6/30/2010 - Splicing Again

I really don't particularly enjoy splicing double braided line. Regular old 3-strand makes sense to me. Once one learns how to do it all you need is some tape, some seizing twine, a knife and maybe a fid or marlinspike. Not so with double braid. Besides the tape, seizing twine, and knife, you need a special fid, a measuring tape, a marking pen and, most importantly, a set of instructions. And not just any set of instructions. They need to be understandable. I have several sets and they are all somewhat arcane. Brion Toss, in his book "The Rigger's Locker", has so far come closest to demystifying the splicing of double braided line.

Today, I did two splices. I wanted to make a tether for each of my primary anchors. These are short pieces of line with a chain hook on the end.
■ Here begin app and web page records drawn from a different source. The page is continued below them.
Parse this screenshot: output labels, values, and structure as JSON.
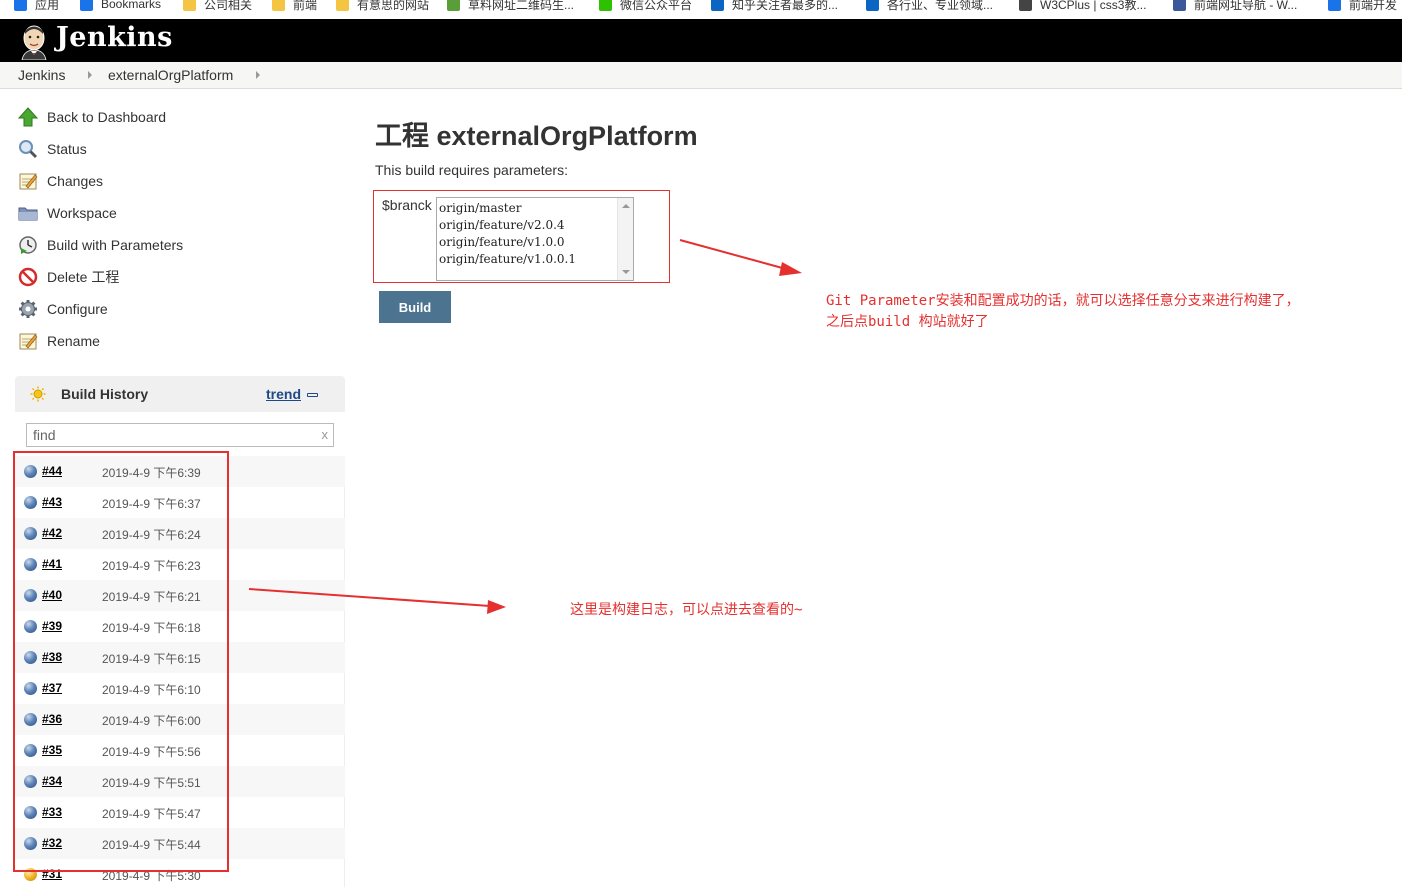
{
  "bookmarks": [
    {
      "label": "应用",
      "icon": "apps-grid-icon",
      "color": "#1a73e8"
    },
    {
      "label": "Bookmarks",
      "icon": "star-icon",
      "color": "#1a73e8"
    },
    {
      "label": "公司相关",
      "icon": "folder-icon",
      "color": "#f4c542"
    },
    {
      "label": "前端",
      "icon": "folder-icon",
      "color": "#f4c542"
    },
    {
      "label": "有意思的网站",
      "icon": "folder-icon",
      "color": "#f4c542"
    },
    {
      "label": "草料网址二维码生...",
      "icon": "qr-icon",
      "color": "#5a9e3a"
    },
    {
      "label": "微信公众平台",
      "icon": "wechat-icon",
      "color": "#2dc100"
    },
    {
      "label": "知乎关注者最多的...",
      "icon": "zhihu-icon",
      "color": "#0a66c2"
    },
    {
      "label": "各行业、专业领域...",
      "icon": "zhihu-icon",
      "color": "#0a66c2"
    },
    {
      "label": "W3CPlus | css3教...",
      "icon": "w3cplus-icon",
      "color": "#444444"
    },
    {
      "label": "前端网址导航 - W...",
      "icon": "grid-icon",
      "color": "#3b5998"
    },
    {
      "label": "前端开发",
      "icon": "circle-icon",
      "color": "#1a73e8"
    }
  ],
  "header": {
    "title": "Jenkins"
  },
  "breadcrumb": [
    "Jenkins",
    "externalOrgPlatform"
  ],
  "tasks": [
    {
      "label": "Back to Dashboard",
      "icon": "up-arrow-icon"
    },
    {
      "label": "Status",
      "icon": "magnifier-icon"
    },
    {
      "label": "Changes",
      "icon": "notepad-icon"
    },
    {
      "label": "Workspace",
      "icon": "folder-icon"
    },
    {
      "label": "Build with Parameters",
      "icon": "clock-play-icon"
    },
    {
      "label": "Delete 工程",
      "icon": "no-entry-icon"
    },
    {
      "label": "Configure",
      "icon": "gear-icon"
    },
    {
      "label": "Rename",
      "icon": "notepad-icon"
    }
  ],
  "build_history": {
    "title": "Build History",
    "trend_label": "trend",
    "filter_placeholder": "find",
    "filter_clear": "x",
    "builds": [
      {
        "number": "#44",
        "date": "2019-4-9 下午6:39",
        "status": "blue"
      },
      {
        "number": "#43",
        "date": "2019-4-9 下午6:37",
        "status": "blue"
      },
      {
        "number": "#42",
        "date": "2019-4-9 下午6:24",
        "status": "blue"
      },
      {
        "number": "#41",
        "date": "2019-4-9 下午6:23",
        "status": "blue"
      },
      {
        "number": "#40",
        "date": "2019-4-9 下午6:21",
        "status": "blue"
      },
      {
        "number": "#39",
        "date": "2019-4-9 下午6:18",
        "status": "blue"
      },
      {
        "number": "#38",
        "date": "2019-4-9 下午6:15",
        "status": "blue"
      },
      {
        "number": "#37",
        "date": "2019-4-9 下午6:10",
        "status": "blue"
      },
      {
        "number": "#36",
        "date": "2019-4-9 下午6:00",
        "status": "blue"
      },
      {
        "number": "#35",
        "date": "2019-4-9 下午5:56",
        "status": "blue"
      },
      {
        "number": "#34",
        "date": "2019-4-9 下午5:51",
        "status": "blue"
      },
      {
        "number": "#33",
        "date": "2019-4-9 下午5:47",
        "status": "blue"
      },
      {
        "number": "#32",
        "date": "2019-4-9 下午5:44",
        "status": "blue"
      },
      {
        "number": "#31",
        "date": "2019-4-9 下午5:30",
        "status": "yellow"
      }
    ]
  },
  "main": {
    "title": "工程 externalOrgPlatform",
    "requires_text": "This build requires parameters:",
    "param_name": "$branck",
    "param_options": [
      "origin/master",
      "origin/feature/v2.0.4",
      "origin/feature/v1.0.0",
      "origin/feature/v1.0.0.1"
    ],
    "build_label": "Build"
  },
  "annotations": {
    "note_parameter_line1": "Git Parameter安装和配置成功的话，就可以选择任意分支来进行构建了，",
    "note_parameter_line2": "之后点build 构站就好了",
    "note_history": "这里是构建日志，可以点进去查看的~",
    "color": "#e53030"
  }
}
The hook is attached to the anchor chain and the other end is tied off to the foredeck mooring cleats. Their purpose is to hold the anchors in their stowed position and take the strain off the windlass which really isn't meant to be used as a mooring bitt.

To attach the chain hook to the line, I wanted to splice a thimbled eye in the end of the line. Then I could shackle the chain hook to the eye. My first attempt, using instructions that came with the splicing fid set, was a complete hash. My next attempt, using Brion Toss' instructions was successful but took me over 2 hours to do. My next attempt was also successful and only took about 45 minutes. The eyes are very strong but they are just unsatisfying to do (for me anyway).

Here are the finished products. The thimbles look a bit large for the line and I'm not sure why. The line is 1/2" and the thimbles are for 7/16" line, although they actually measure 9/16". Sometimes buying this hardware is worse than buying plumbing parts. But, it looks like they'll do the job.

Guess I may as well suck it up because I imagine I have lots of double-braid splicing in my future.


Anonymous said...

If one couldn't already tell that you are an artist by your weaving and splicing and such... they could tell by the way the " Riggers Locker" book is Pearched on the previous weaving project. You are the man! P.s. Lulu could do it too!

Anonymous said...

The thimbles are over sized so the metal, not the line, is in contact with the bottom (or what ever the thing is scraping against). Your splices look way better than mine did. Salty old guy named Pete taught me. Ken

Steve and Lulu said...

Thanks, Ken. Just seemed like some line should show above the edge of the thimble. But your explanation makes sense. I'd feel a lot better about the splicing if I didn't have to drag my book out again the next time I need to do one. But thanks for the compliment. BTW, seizing is like molding in a house: covers up lots of mistakes.